**Prompt**:
In how many lines of the records does "icon" appear? Answer with one number.

Top of Records shown

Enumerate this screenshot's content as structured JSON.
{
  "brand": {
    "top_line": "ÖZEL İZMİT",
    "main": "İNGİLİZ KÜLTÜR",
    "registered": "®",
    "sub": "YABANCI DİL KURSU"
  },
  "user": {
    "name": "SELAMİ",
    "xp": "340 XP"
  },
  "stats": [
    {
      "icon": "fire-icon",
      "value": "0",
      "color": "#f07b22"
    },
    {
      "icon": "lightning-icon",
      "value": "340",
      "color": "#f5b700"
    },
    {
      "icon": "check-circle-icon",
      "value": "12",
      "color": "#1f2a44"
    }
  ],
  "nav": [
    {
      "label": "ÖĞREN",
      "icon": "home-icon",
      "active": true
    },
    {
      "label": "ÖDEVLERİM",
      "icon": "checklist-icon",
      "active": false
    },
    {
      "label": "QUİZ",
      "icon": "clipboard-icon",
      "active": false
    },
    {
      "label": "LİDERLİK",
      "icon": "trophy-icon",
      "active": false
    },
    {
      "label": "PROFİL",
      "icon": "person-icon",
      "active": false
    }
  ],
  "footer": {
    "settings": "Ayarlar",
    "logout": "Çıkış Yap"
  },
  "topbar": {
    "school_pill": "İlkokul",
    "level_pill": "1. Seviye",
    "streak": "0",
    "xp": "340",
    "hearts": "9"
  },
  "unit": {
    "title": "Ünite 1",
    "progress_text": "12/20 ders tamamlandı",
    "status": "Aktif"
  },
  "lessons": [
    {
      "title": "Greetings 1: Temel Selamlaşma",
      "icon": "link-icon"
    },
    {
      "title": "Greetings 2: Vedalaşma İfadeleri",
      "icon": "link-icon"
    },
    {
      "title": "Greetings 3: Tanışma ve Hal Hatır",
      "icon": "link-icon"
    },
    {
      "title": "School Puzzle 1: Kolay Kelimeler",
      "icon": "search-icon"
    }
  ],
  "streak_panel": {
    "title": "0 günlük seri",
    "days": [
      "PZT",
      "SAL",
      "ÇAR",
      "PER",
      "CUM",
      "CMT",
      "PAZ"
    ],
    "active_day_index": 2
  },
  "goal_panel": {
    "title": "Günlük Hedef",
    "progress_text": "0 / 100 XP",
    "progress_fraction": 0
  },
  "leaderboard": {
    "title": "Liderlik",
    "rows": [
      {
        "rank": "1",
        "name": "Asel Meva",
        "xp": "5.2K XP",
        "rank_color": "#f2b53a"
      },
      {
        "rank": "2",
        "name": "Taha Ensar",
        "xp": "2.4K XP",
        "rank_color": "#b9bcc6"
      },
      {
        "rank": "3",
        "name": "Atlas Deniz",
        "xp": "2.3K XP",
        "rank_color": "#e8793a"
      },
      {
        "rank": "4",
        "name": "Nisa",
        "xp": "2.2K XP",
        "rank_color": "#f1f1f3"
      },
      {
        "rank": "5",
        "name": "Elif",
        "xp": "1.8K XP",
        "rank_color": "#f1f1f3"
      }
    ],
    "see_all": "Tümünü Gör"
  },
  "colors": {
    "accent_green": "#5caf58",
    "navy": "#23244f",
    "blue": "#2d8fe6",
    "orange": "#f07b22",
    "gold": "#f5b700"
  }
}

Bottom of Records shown

**Written solution**:
12